Under Bourbon rule, the last known mathematical duel between Italian mathematicians occurred, essentially between the analytic and synthetic branches of mathematics [Mazzotti, 1998, pp. 680-683]. In Italy, it was a common occurrence for one mathematician to challenge another to a duel, in which each mathematician would provide challenging problems to his opponent and the mathematician who correctly answered the most questions at the end of a certain time period would be awarded a substantial prize. The best known mathematical duel was the one held between Nicolo Tartaglia and Antonio Fior in 1535. In 1839, a contest was arranged by Vincenzo Flauti (1782-1862), a synthetic mathematician who was the secretary of the Royal Academy of Sciences in Naples, with hopes that the contest would show the superiority of synthetic mathematics over analytic mathematics [Mazzotti, 1998, p. 680]. Flauti's student, Nicola Trudi (1811-1881), was the synthetic participant in the contest, and Fortunato Padula (1815-1881) the analytic contestant [Mazzotti, 1998, pp. 680-681]. Trudi was declared victor of the contest, winning the monetary prize and giving the synthetic method a victory as well [Mazzotti, 1998, p. 683].

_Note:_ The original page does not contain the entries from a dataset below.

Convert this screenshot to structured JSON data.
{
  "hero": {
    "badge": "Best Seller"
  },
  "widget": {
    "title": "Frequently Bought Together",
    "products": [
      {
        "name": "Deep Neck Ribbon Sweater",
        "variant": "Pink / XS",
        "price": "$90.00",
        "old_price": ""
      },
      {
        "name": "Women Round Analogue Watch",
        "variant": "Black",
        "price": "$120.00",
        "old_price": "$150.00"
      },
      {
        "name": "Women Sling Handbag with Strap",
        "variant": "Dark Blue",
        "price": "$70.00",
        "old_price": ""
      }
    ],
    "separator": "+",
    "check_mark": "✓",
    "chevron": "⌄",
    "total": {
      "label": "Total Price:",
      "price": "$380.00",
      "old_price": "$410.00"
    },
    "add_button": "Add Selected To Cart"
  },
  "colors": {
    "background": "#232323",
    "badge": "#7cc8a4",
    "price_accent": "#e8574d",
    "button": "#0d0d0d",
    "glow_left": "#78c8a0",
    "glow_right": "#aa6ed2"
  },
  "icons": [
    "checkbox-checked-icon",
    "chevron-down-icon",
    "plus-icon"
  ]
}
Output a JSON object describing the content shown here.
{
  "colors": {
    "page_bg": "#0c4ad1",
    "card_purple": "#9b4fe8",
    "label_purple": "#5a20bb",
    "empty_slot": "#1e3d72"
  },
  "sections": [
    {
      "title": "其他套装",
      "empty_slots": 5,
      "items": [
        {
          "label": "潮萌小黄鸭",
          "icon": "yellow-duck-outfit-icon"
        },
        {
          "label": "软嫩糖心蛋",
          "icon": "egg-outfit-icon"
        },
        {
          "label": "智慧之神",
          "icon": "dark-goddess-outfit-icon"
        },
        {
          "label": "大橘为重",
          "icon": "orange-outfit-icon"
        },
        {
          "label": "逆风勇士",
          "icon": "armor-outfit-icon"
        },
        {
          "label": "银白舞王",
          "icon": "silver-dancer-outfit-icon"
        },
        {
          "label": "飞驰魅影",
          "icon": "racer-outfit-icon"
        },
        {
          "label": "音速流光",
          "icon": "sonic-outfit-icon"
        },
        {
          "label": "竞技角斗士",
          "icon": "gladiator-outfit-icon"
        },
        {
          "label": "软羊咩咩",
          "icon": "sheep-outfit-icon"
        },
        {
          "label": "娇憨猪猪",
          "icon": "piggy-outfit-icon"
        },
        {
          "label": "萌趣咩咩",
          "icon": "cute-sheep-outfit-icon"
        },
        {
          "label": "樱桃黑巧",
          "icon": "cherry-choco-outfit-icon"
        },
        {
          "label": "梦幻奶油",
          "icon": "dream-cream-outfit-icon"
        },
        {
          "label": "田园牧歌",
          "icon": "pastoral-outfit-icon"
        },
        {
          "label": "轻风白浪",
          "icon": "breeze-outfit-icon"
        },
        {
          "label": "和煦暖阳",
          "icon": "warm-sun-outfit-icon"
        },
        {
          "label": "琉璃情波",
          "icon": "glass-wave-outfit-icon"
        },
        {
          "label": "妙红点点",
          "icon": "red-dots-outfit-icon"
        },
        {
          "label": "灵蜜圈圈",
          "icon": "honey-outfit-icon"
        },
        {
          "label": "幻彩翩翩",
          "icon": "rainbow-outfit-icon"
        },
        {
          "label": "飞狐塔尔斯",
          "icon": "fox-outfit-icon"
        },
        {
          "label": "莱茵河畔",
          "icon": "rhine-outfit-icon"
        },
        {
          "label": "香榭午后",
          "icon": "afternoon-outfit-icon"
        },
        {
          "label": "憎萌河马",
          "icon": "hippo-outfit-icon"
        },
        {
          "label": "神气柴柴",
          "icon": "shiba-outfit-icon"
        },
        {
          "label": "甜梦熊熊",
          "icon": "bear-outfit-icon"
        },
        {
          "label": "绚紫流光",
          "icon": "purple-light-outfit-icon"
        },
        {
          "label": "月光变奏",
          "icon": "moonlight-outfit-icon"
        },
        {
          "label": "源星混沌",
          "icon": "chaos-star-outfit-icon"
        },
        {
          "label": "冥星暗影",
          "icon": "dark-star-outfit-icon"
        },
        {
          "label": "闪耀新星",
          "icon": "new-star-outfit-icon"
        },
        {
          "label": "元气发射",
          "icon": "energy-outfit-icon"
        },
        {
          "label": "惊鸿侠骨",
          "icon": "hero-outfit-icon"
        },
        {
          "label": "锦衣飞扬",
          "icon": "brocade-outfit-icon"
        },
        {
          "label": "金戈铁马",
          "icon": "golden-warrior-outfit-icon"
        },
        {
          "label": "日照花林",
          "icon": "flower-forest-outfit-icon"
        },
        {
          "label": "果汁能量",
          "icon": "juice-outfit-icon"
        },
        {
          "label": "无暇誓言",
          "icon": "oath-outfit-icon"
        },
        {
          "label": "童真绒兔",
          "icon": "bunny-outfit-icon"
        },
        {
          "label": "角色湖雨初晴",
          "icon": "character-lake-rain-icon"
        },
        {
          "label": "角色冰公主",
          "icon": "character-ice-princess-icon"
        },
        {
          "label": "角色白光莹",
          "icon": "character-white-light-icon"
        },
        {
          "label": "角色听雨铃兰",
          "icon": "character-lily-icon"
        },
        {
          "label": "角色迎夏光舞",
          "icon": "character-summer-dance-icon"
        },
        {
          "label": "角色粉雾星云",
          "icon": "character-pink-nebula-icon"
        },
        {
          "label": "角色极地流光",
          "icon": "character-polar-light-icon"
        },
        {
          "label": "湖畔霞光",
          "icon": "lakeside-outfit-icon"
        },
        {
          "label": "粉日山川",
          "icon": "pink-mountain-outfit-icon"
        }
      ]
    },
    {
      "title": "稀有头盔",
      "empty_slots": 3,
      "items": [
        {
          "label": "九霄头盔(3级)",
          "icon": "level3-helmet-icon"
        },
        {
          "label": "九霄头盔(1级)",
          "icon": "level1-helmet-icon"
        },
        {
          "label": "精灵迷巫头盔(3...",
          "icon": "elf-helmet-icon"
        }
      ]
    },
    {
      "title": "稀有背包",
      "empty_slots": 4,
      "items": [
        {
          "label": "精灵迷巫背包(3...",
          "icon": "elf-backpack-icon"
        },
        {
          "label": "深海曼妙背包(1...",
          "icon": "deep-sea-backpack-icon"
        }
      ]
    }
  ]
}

The schism between mathematicians in the Kingdom of Two Sicilies reflected a broader intellectual and political schism [Mazzotti, 1998]. From the 1760s through the 1780s and again after Napoleanic forces took control of Naples, the citizens of the two kingdoms, Naples and Sicily, were exposed to the ideals and beliefs of the Enlightenment. Mathematical scholars, in particular, were exposed to the analytic mathematics that had been developed in France, beginning with Descartes' and Fermat's analytic geometry and including Joseph Louis Lagrange's (1736-1813) algebraic foundation of calculus. Those who would utilize the new analytical methods to solve mathematics problems tended to be receptive as well to the broader intellectual, political, and educational ideals of the French Republic and to side with Napoleanic forces, with some even fighting and dying for revolutionary ideals [Mazzotti, 1998]. During 1799-1815, as the government oscillated between the revolutionary leadership and Bourbon rule, every aspect of society, including schools and their administrators and teachers, would change depending on which side was in power [Mazzotti, 1998]. The return of the Bourbons to the Kingdom of Two Sicilies "generally implied a return to the past for the educational systems, a greater involvement of ecclesiastic authorities, and strict control over teachers and students, fundamentally dictated by the desire to quell any revolutionary spirit" [Giacardi and Scoth, 2014, p. 201]. In mathematics instruction, analytic teachers tended to be replaced by synthetic teachers, greatly reducing the exposure of scholars of mathematics to analytic thought [Mazzotti, 1998]. With the educational system of the Kingdom of Two Sicilies emphasizing the ancient, synthetic methods of mathematics, a few of its mathematicians decided they must try to bring the new and exciting algebraic concepts to the kingdom. One of them was a student of Padula, Raffaele Rubini (1817-1890).

The works of many mathematicians during this historically significant time period need to be examined, including those of Rubini, Brioschi, Padula, Trudi, leader of the Neapolitan synthetic school Nicola Fergola (1753-1824), and noted algebraist Alfredo Capelli (1855-1910).